The author of the Coupon Mom’s Guide to Cutting Your Grocery Bills in Half recommends saving money by purchasing fruit and vegetables in larger quantities. For example, buying bagged apples rather than purchasing them individually and buying a 10-pound bag of potatoes rather than the 5-pound bag.
Up until this point I’ve always been a pick, inspect and bag my own produce kind-of-girl, but I decided to take the author’s advice to heart and picked up bagged produce for the first time this week.
My main concern is actually eating all of the produce before it can spoil each week. I certainly intend to freeze some of the excess food, but I don’t want to spend my life freezing and defrosting food just to save a few cents here and there.
I’m also concerned about the amount of produce in the bag that might be damaged. So far I’ve been pretty lucky with the packages of apples, oranges and potatoes I purchased. In each bag I’ve only encountered one or two bruises or other small defects. I was able to cut out small pieces of apples and potatoes and discarded a minimal amount of damaged produce. All three of my produce purchases were organic and the bagged version was comparatively cheaper than purchasing these items individually.
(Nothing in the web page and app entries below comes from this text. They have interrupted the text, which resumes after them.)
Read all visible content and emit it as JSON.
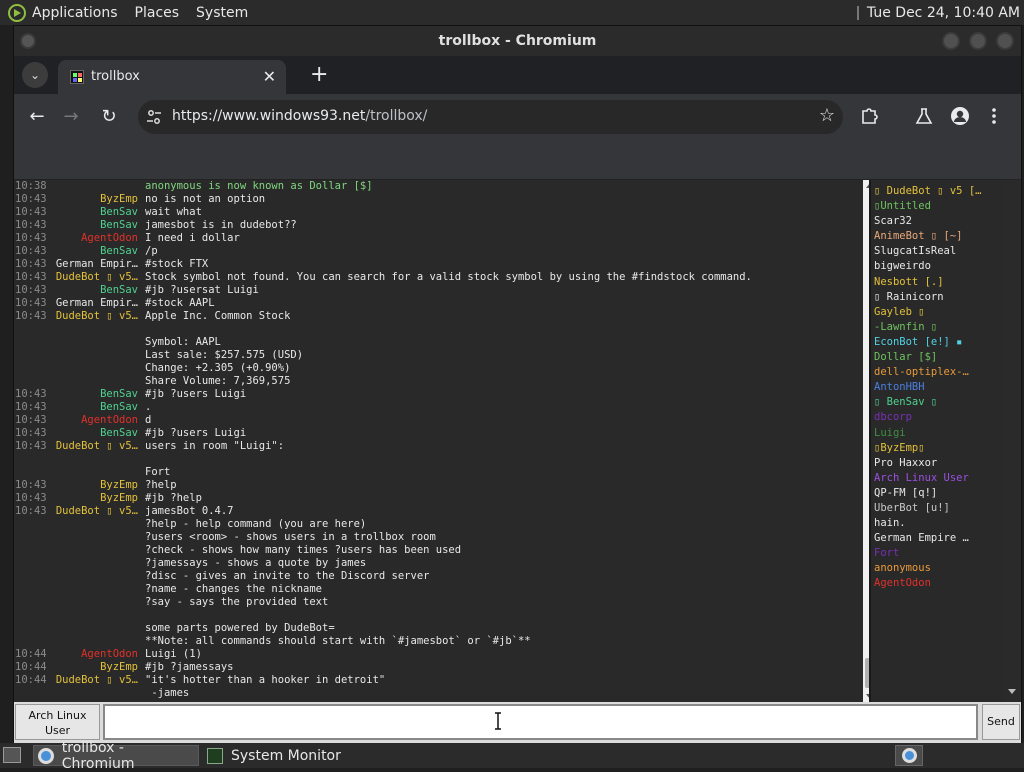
{
  "top_panel": {
    "menus": [
      "Applications",
      "Places",
      "System"
    ],
    "clock": "Tue Dec 24, 10:40 AM"
  },
  "window": {
    "title": "trollbox - Chromium"
  },
  "browser": {
    "tab_title": "trollbox",
    "url_domain": "https://www.windows93.net",
    "url_path": "/trollbox/"
  },
  "chat": {
    "messages": [
      {
        "time": "10:38",
        "nick": "",
        "nick_color": "#9a9a9a",
        "text": "anonymous is now known as Dollar [$]",
        "text_color": "#7fd67f"
      },
      {
        "time": "10:43",
        "nick": "ByzEmp",
        "nick_color": "#e3c13b",
        "text": "no is not an option",
        "text_color": "#e8e8e8"
      },
      {
        "time": "10:43",
        "nick": "BenSav",
        "nick_color": "#4fd18f",
        "text": "wait what",
        "text_color": "#e8e8e8"
      },
      {
        "time": "10:43",
        "nick": "BenSav",
        "nick_color": "#4fd18f",
        "text": "jamesbot is in dudebot??",
        "text_color": "#e8e8e8"
      },
      {
        "time": "10:43",
        "nick": "AgentOdon",
        "nick_color": "#e0312b",
        "text": "I need i dollar",
        "text_color": "#e8e8e8"
      },
      {
        "time": "10:43",
        "nick": "BenSav",
        "nick_color": "#4fd18f",
        "text": "/p",
        "text_color": "#e8e8e8"
      },
      {
        "time": "10:43",
        "nick": "German Empir…",
        "nick_color": "#e8e8e8",
        "text": "#stock FTX",
        "text_color": "#e8e8e8"
      },
      {
        "time": "10:43",
        "nick": "DudeBot ▯ v5…",
        "nick_color": "#e3c13b",
        "text": "Stock symbol not found. You can search for a valid stock symbol by using the #findstock command.",
        "text_color": "#e8e8e8"
      },
      {
        "time": "10:43",
        "nick": "BenSav",
        "nick_color": "#4fd18f",
        "text": "#jb ?usersat Luigi",
        "text_color": "#e8e8e8"
      },
      {
        "time": "10:43",
        "nick": "German Empir…",
        "nick_color": "#e8e8e8",
        "text": "#stock AAPL",
        "text_color": "#e8e8e8"
      },
      {
        "time": "10:43",
        "nick": "DudeBot ▯ v5…",
        "nick_color": "#e3c13b",
        "text": "Apple Inc. Common Stock",
        "text_color": "#e8e8e8"
      },
      {
        "time": "",
        "nick": "",
        "nick_color": "#e8e8e8",
        "text": "",
        "text_color": "#e8e8e8"
      },
      {
        "time": "",
        "nick": "",
        "nick_color": "#e8e8e8",
        "text": "Symbol: AAPL",
        "text_color": "#e8e8e8"
      },
      {
        "time": "",
        "nick": "",
        "nick_color": "#e8e8e8",
        "text": "Last sale: $257.575 (USD)",
        "text_color": "#e8e8e8"
      },
      {
        "time": "",
        "nick": "",
        "nick_color": "#e8e8e8",
        "text": "Change: +2.305 (+0.90%)",
        "text_color": "#e8e8e8"
      },
      {
        "time": "",
        "nick": "",
        "nick_color": "#e8e8e8",
        "text": "Share Volume: 7,369,575",
        "text_color": "#e8e8e8"
      },
      {
        "time": "10:43",
        "nick": "BenSav",
        "nick_color": "#4fd18f",
        "text": "#jb ?users Luigi",
        "text_color": "#e8e8e8"
      },
      {
        "time": "10:43",
        "nick": "BenSav",
        "nick_color": "#4fd18f",
        "text": ".",
        "text_color": "#e8e8e8"
      },
      {
        "time": "10:43",
        "nick": "AgentOdon",
        "nick_color": "#e0312b",
        "text": "d",
        "text_color": "#e8e8e8"
      },
      {
        "time": "10:43",
        "nick": "BenSav",
        "nick_color": "#4fd18f",
        "text": "#jb ?users Luigi",
        "text_color": "#e8e8e8"
      },
      {
        "time": "10:43",
        "nick": "DudeBot ▯ v5…",
        "nick_color": "#e3c13b",
        "text": "users in room \"Luigi\":",
        "text_color": "#e8e8e8"
      },
      {
        "time": "",
        "nick": "",
        "nick_color": "#e8e8e8",
        "text": "",
        "text_color": "#e8e8e8"
      },
      {
        "time": "",
        "nick": "",
        "nick_color": "#e8e8e8",
        "text": "Fort",
        "text_color": "#e8e8e8"
      },
      {
        "time": "10:43",
        "nick": "ByzEmp",
        "nick_color": "#e3c13b",
        "text": "?help",
        "text_color": "#e8e8e8"
      },
      {
        "time": "10:43",
        "nick": "ByzEmp",
        "nick_color": "#e3c13b",
        "text": "#jb ?help",
        "text_color": "#e8e8e8"
      },
      {
        "time": "10:43",
        "nick": "DudeBot ▯ v5…",
        "nick_color": "#e3c13b",
        "text": "jamesBot 0.4.7",
        "text_color": "#e8e8e8"
      },
      {
        "time": "",
        "nick": "",
        "nick_color": "#e8e8e8",
        "text": "?help - help command (you are here)",
        "text_color": "#e8e8e8"
      },
      {
        "time": "",
        "nick": "",
        "nick_color": "#e8e8e8",
        "text": "?users <room> - shows users in a trollbox room",
        "text_color": "#e8e8e8"
      },
      {
        "time": "",
        "nick": "",
        "nick_color": "#e8e8e8",
        "text": "?check - shows how many times ?users has been used",
        "text_color": "#e8e8e8"
      },
      {
        "time": "",
        "nick": "",
        "nick_color": "#e8e8e8",
        "text": "?jamessays - shows a quote by james",
        "text_color": "#e8e8e8"
      },
      {
        "time": "",
        "nick": "",
        "nick_color": "#e8e8e8",
        "text": "?disc - gives an invite to the Discord server",
        "text_color": "#e8e8e8"
      },
      {
        "time": "",
        "nick": "",
        "nick_color": "#e8e8e8",
        "text": "?name - changes the nickname",
        "text_color": "#e8e8e8"
      },
      {
        "time": "",
        "nick": "",
        "nick_color": "#e8e8e8",
        "text": "?say - says the provided text",
        "text_color": "#e8e8e8"
      },
      {
        "time": "",
        "nick": "",
        "nick_color": "#e8e8e8",
        "text": "",
        "text_color": "#e8e8e8"
      },
      {
        "time": "",
        "nick": "",
        "nick_color": "#e8e8e8",
        "text": "some parts powered by DudeBot=",
        "text_color": "#e8e8e8"
      },
      {
        "time": "",
        "nick": "",
        "nick_color": "#e8e8e8",
        "text": "**Note: all commands should start with `#jamesbot` or `#jb`**",
        "text_color": "#e8e8e8"
      },
      {
        "time": "10:44",
        "nick": "AgentOdon",
        "nick_color": "#e0312b",
        "text": "Luigi (1)",
        "text_color": "#e8e8e8"
      },
      {
        "time": "10:44",
        "nick": "ByzEmp",
        "nick_color": "#e3c13b",
        "text": "#jb ?jamessays",
        "text_color": "#e8e8e8"
      },
      {
        "time": "10:44",
        "nick": "DudeBot ▯ v5…",
        "nick_color": "#e3c13b",
        "text": "\"it's hotter than a hooker in detroit\"",
        "text_color": "#e8e8e8"
      },
      {
        "time": "",
        "nick": "",
        "nick_color": "#e8e8e8",
        "text": " -james",
        "text_color": "#e8e8e8"
      }
    ]
  },
  "users": [
    {
      "name": "▯ DudeBot ▯ v5 […",
      "color": "#e3c13b"
    },
    {
      "name": "▯Untitled",
      "color": "#6fc25f"
    },
    {
      "name": "Scar32",
      "color": "#e8e8e8"
    },
    {
      "name": "AnimeBot ▯ [~]",
      "color": "#e8a87a"
    },
    {
      "name": "SlugcatIsReal",
      "color": "#e8e8e8"
    },
    {
      "name": "bigweirdo",
      "color": "#e8e8e8"
    },
    {
      "name": "Nesbott [.]",
      "color": "#e3c13b"
    },
    {
      "name": "▯ Rainicorn",
      "color": "#e8e8e8"
    },
    {
      "name": "Gayleb ▯",
      "color": "#e3c13b"
    },
    {
      "name": "-Lawnfin ▯",
      "color": "#6fc25f"
    },
    {
      "name": "EconBot [e!] ▪",
      "color": "#4fd1e3"
    },
    {
      "name": "Dollar [$]",
      "color": "#6fc25f"
    },
    {
      "name": "dell-optiplex-…",
      "color": "#e89a3b"
    },
    {
      "name": "AntonHBH",
      "color": "#4a7fe0"
    },
    {
      "name": "▯ BenSav ▯",
      "color": "#4fd18f"
    },
    {
      "name": "dbcorp",
      "color": "#7a2fb5"
    },
    {
      "name": "Luigi",
      "color": "#3f8f3f"
    },
    {
      "name": "▯ByzEmp▯",
      "color": "#e3c13b"
    },
    {
      "name": "Pro Haxxor",
      "color": "#e8e8e8"
    },
    {
      "name": "Arch Linux User",
      "color": "#9b4fe0"
    },
    {
      "name": "QP-FM [q!]",
      "color": "#e8e8e8"
    },
    {
      "name": "UberBot [u!]",
      "color": "#c8c8c8"
    },
    {
      "name": "hain.",
      "color": "#e8e8e8"
    },
    {
      "name": "German Empire …",
      "color": "#e8e8e8"
    },
    {
      "name": "Fort",
      "color": "#7a2fb5"
    },
    {
      "name": "anonymous",
      "color": "#e89a3b"
    },
    {
      "name": "AgentOdon",
      "color": "#e0312b"
    }
  ],
  "input_bar": {
    "user_label_1": "Arch Linux",
    "user_label_2": "User",
    "message_value": "",
    "send_label": "Send"
  },
  "taskbar": {
    "tasks": [
      "trollbox - Chromium",
      "System Monitor"
    ]
  }
}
So what are your thoughts on buying produce in larger quantities? For the time being there are only two people in my household, (my husband and I), so I’m wondering… do you buy bagged produce and if so does it benefit your small family?
7 thoughts on “Any Luck when Purchasing Produce in Larger Quantities”
My husband and I love farmer's market for the prices at the "right quantity". I too find it hard to eat all the produce in an appropriate period of time if I buy in bulk. Unless it is something I LOVE like tomatoes. I think the bulk buy is more for families
i only bulk buy slow to go bad items like potatoes and onions. other produce tends to rot too fast for a singleton like me to consume. i also stock up on bulk canned items for my pantry. unless you find a great deal for in-season items (like berries) to freeze, buying a la carte still makes more sense to me.
It only makes sense if you plan to eat the bulk items or split it with someone else. I live alone so shopping for perishable stuff in bulk pretty much never works for me.
I agree with most everyone. I cook for myself and my boyfriend (on weekends only). I actually share a Costco membership with my mom and often we will shop together and split perishables like produce between us. If I go alone on bulk items, it's strictly non-perishables.
So you all seem to agree that it doesn't make sense for a family of two to buy in bulk. Onions seem to last for quite awhile, but I agree it's difficult to eat everything else before it spoils.
I buy onions, potatoes, and oranges in bags (and I'm a single person). I find that if you keep the potatoes in the fridge they last wayyyyy longer. I never have good luck with bagged apples, though, so I tend to steer away from them.
My solution to consuming more veggies and fruits is green smoothies. One or two apples a day, a bag lasts a week to a week and a half.